This is the proportion of consumers who say they are ready to turn away from a brand if it is unable to respond to ecological and sustainable issues, according to the Citeo Shopper Luxe study. Knowing whether to combine luxury, aesthetics and ecology is therefore not a question in itself, it is an obligation. And to achieve this, solutions exist.
Working with environmentally responsible and aesthetic materials
To be sustainable and eco-responsible, packaging must be created with materials that can be recycled, recyclable or biodegradable, and that do not alter the premium aspect sought, in a world specific to luxury. The aim is to limit the impact of packaging on the product’s life cycle. This approach involves a drastic reduction in over-packaging and the replacement of traditional materials with eco-responsible options, notably using vegetable-based inks, such as:
- Biodegradable cardboard.
- Cornstarch-based packaging.

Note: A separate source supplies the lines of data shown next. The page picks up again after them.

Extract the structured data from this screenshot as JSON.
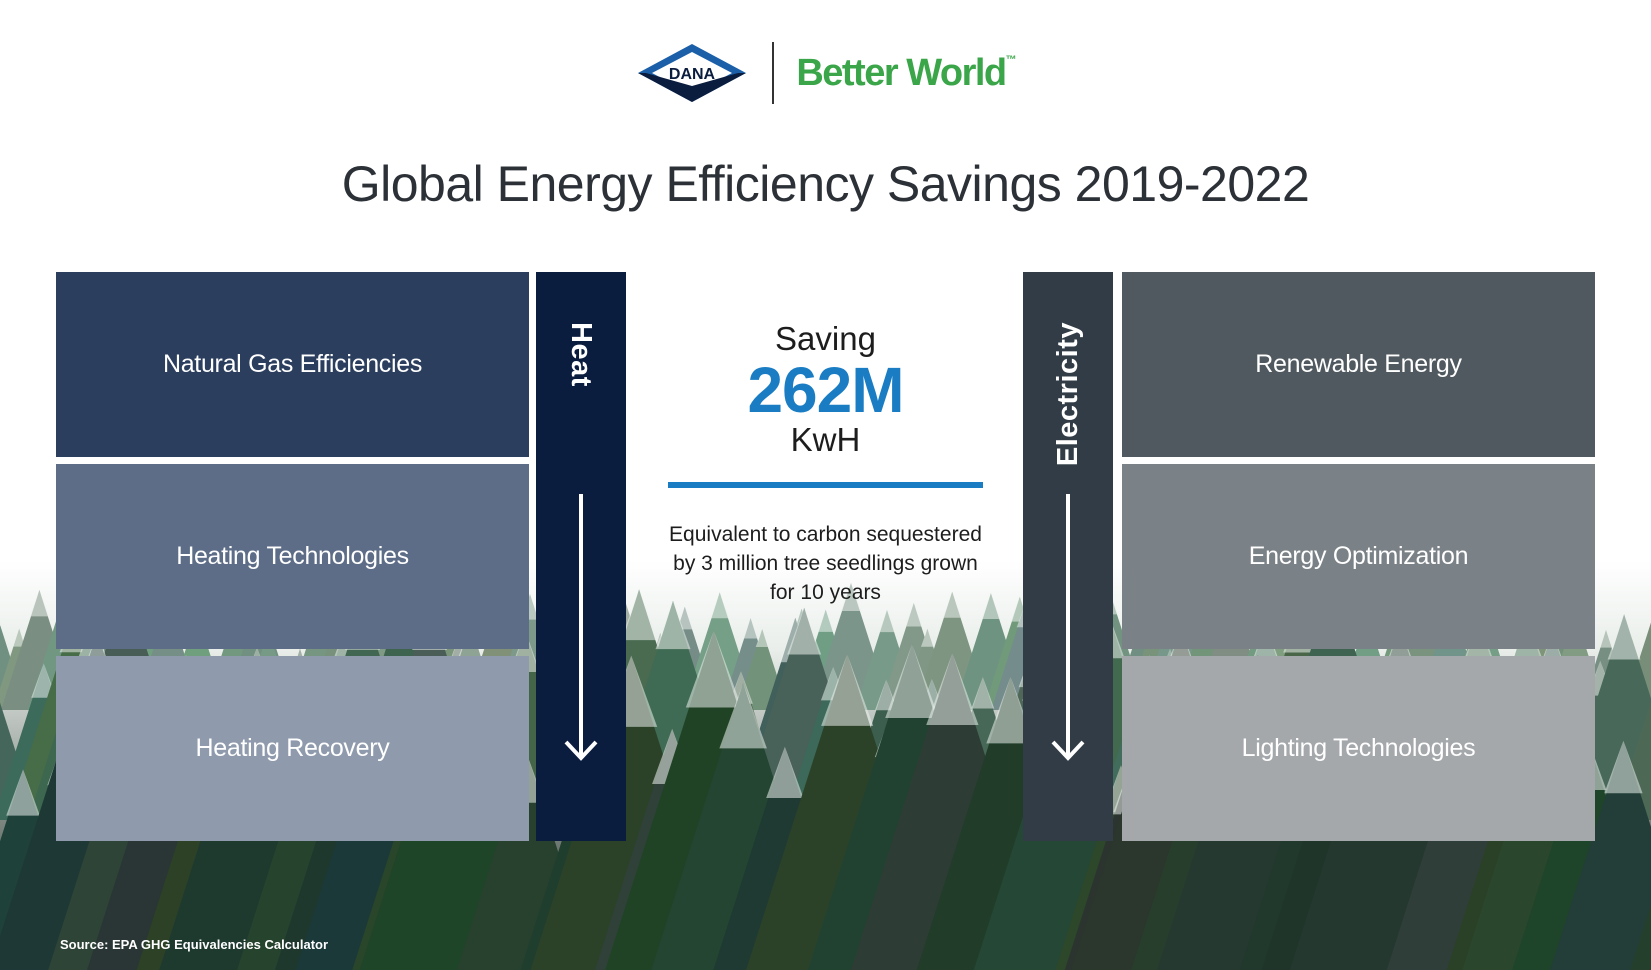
{
  "brand": {
    "logo_text": "DANA",
    "tagline": "Better World",
    "tagline_mark": "™",
    "colors": {
      "tagline": "#3aa649",
      "logo_blue": "#1a5fa8",
      "logo_dark": "#0b1d3f"
    }
  },
  "title": "Global Energy Efficiency Savings 2019-2022",
  "heat": {
    "label": "Heat",
    "items": [
      "Natural Gas Efficiencies",
      "Heating Technologies",
      "Heating Recovery"
    ],
    "colors": [
      "#2b3e5e",
      "#5d6d87",
      "#8f9bad"
    ],
    "bar_color": "#0b1d3f"
  },
  "electricity": {
    "label": "Electricity",
    "items": [
      "Renewable Energy",
      "Energy Optimization",
      "Lighting Technologies"
    ],
    "colors": [
      "#50595f",
      "#7b8287",
      "#a4a8ab"
    ],
    "bar_color": "#313c46"
  },
  "summary": {
    "saving_label": "Saving",
    "saving_value": "262M",
    "saving_unit": "KwH",
    "equivalent_text": "Equivalent to carbon sequestered by 3 million tree seedlings grown for 10 years",
    "accent_color": "#1a7dc4"
  },
  "source": "Source: EPA GHG Equivalencies Calculator"
}
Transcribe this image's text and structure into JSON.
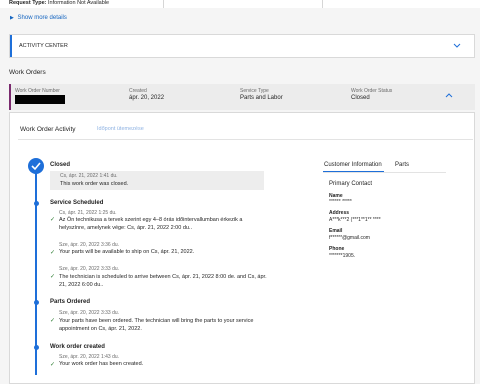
{
  "request_type": {
    "label": "Request Type:",
    "value": "Information Not Available"
  },
  "show_more": "Show more details",
  "activity_center": "ACTIVITY CENTER",
  "work_orders_title": "Work Orders",
  "work_order": {
    "number_label": "Work Order Number",
    "created_label": "Created",
    "created_value": "ápr. 20, 2022",
    "service_type_label": "Service Type",
    "service_type_value": "Parts and Labor",
    "status_label": "Work Order Status",
    "status_value": "Closed"
  },
  "activity": {
    "title": "Work Order Activity",
    "tab2": "Időpont ütemezése"
  },
  "timeline": [
    {
      "title": "Closed",
      "entries": [
        {
          "time": "Cs, ápr. 21, 2022 1:41 du.",
          "text": "This work order was closed."
        }
      ]
    },
    {
      "title": "Service Scheduled",
      "entries": [
        {
          "time": "Cs, ápr. 21, 2022 1:25 du.",
          "text": "Az Ön technikusa a tervek szerint egy 4–8 órás időintervallumban érkezik a helyszínre, amelynek vége: Cs, ápr. 21, 2022 2:00 du.."
        },
        {
          "time": "Sze, ápr. 20, 2022 3:36 du.",
          "text": "Your parts will be available to ship on Cs, ápr. 21, 2022."
        },
        {
          "time": "Sze, ápr. 20, 2022 3:33 du.",
          "text": "The technician is scheduled to arrive between Cs, ápr. 21, 2022 8:00 de. and Cs, ápr. 21, 2022 6:00 du.."
        }
      ]
    },
    {
      "title": "Parts Ordered",
      "entries": [
        {
          "time": "Sze, ápr. 20, 2022 3:33 du.",
          "text": "Your parts have been ordered. The technician will bring the parts to your service appointment on Cs, ápr. 21, 2022."
        }
      ]
    },
    {
      "title": "Work order created",
      "entries": [
        {
          "time": "Sze, ápr. 20, 2022 1:43 du.",
          "text": "Your work order has been created."
        }
      ]
    }
  ],
  "customer": {
    "tab_info": "Customer Information",
    "tab_parts": "Parts",
    "primary_contact": "Primary Contact",
    "name_label": "Name",
    "name_value": "****** *****",
    "address_label": "Address",
    "address_value": "A***k***2 (***1**1** ****",
    "email_label": "Email",
    "email_value": "f******@gmail.com",
    "phone_label": "Phone",
    "phone_value": "*******1905."
  },
  "colors": {
    "accent": "#1e6fd9",
    "link": "#1565c0",
    "check": "#2e7d32"
  }
}
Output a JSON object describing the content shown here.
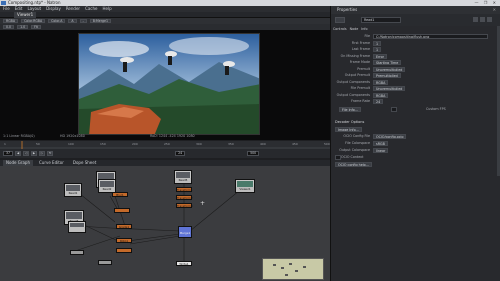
{
  "window": {
    "title": "Compositing.ntp* - Natron",
    "controls": "— ❐ ✕"
  },
  "menu": [
    "File",
    "Edit",
    "Layout",
    "Display",
    "Render",
    "Cache",
    "Help"
  ],
  "viewer": {
    "tab": "Viewer1",
    "toolbar": {
      "channels": "Color.RGBA",
      "alpha": "Color.A",
      "a_input": "A",
      "b_input": "B:Merge1"
    },
    "info_left": "1:1 Linear RGBA(0)",
    "info_res": "HD 1920x1080",
    "info_right": "RoD: 1244 -424 1920 1080"
  },
  "timeline": {
    "ticks": [
      "1",
      "50",
      "100",
      "150",
      "200",
      "250",
      "300",
      "350",
      "400",
      "450",
      "500"
    ],
    "current_frame": "37",
    "fps": "24",
    "end_frame": "500"
  },
  "node_graph": {
    "tabs": [
      "Node Graph",
      "Curve Editor",
      "Dope Sheet"
    ],
    "nodes": {
      "reader_top": "Read4",
      "reader_left1": "Read1",
      "reader_mid": "Read2",
      "reader_left2": "Read3",
      "reader_right_top": "Read5",
      "reader_right": "Viewer1",
      "merge": "Merge1",
      "transform1": "Transform1",
      "transform2": "Transform2",
      "transform3": "Transform3",
      "blur": "Blur1",
      "grade": "Grade1",
      "write": "Write1",
      "roto": "Roto1"
    }
  },
  "properties": {
    "title": "Properties",
    "node_name": "Read1",
    "tabs": [
      "Controls",
      "Node",
      "Info"
    ],
    "rows": [
      {
        "label": "File",
        "value": "C:/Natron/compositing/flush.png"
      },
      {
        "label": "First Frame",
        "value": "1"
      },
      {
        "label": "Last Frame",
        "value": "1"
      },
      {
        "label": "On Missing Frame",
        "value": "Error"
      },
      {
        "label": "Frame Mode",
        "value": "Starting Time"
      },
      {
        "label": "Premult",
        "value": "Unpremultiplied"
      },
      {
        "label": "Output Premult",
        "value": "Premultiplied"
      },
      {
        "label": "Output Components",
        "value": "RGBA"
      },
      {
        "label": "File Premult",
        "value": "Unpremultiplied"
      },
      {
        "label": "Output Components",
        "value": "RGBA"
      },
      {
        "label": "Frame Rate",
        "value": "24"
      }
    ],
    "file_info_btn": "File Info...",
    "custom_fps": "Custom FPS",
    "decoder_title": "Decoder Options",
    "decoder_btn": "Image Info...",
    "decoder_rows": [
      {
        "label": "OCIO Config File",
        "value": "OCIO/config.ocio"
      },
      {
        "label": "File Colorspace",
        "value": "sRGB"
      },
      {
        "label": "Output Colorspace",
        "value": "linear"
      }
    ],
    "ocio_context": "OCIO Context",
    "ocio_btn": "OCIO config help..."
  }
}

- Bagasse, which is the residue of sugar cane crushed once the juice has been extracted. It is used, among other things, to make disposable insulating containers to replace polystyrene foam.
- Reed fiber, which comes from a plant that grows quickly and does not compete with food crops
In the world of cosmetics, the French giant L’Oréal turned a corner in the mid-2000s. At that time, plastic accounted for 60% of the materials used to produce the group’s packaging. L’Oréal increased the number of renewable materials used in the design of containers, such as bio-based plastics made from wheat, corn, beet, sugar cane or potatoes. At the same time, the brand has also changed some of its packaging, as shown by the development of the first cardboard-based packaging.
Investing in research and development
While materials are important, so are manufacturing techniques. R&D, innovation, luxury and aesthetics are intrinsically linked. Luxury brands should not only follow the trend, but act as a forerunner in terms of innovation, because the ecological issue concerns all organisations. All brands are changing their practices and luxury brands must take the lead on these issues.
Ruinart Champagne has transformed its packaging with the creation of a moulded shell that required two years of research and development. This innovation, which aims to replace existing boxes, will profoundly transform the premium packaging market. It is eco-designed, contains no plastic, is 100% recyclable and is nine times lighter than its predecessor. It’s an innovation that has generated a lot of media and social attention. A perfect example where the evolution of packaging serves the reputation of the product, which has not changed.
The issue of eco-responsibility is crucial in the luxury sector. At a time when the issue has never been more important, luxury brands have a role to play in leading the change and reassuring the market. It is both a question of ethics and CSR, but also a way of affirming a differentiating positioning for a strong and sustainable brand image.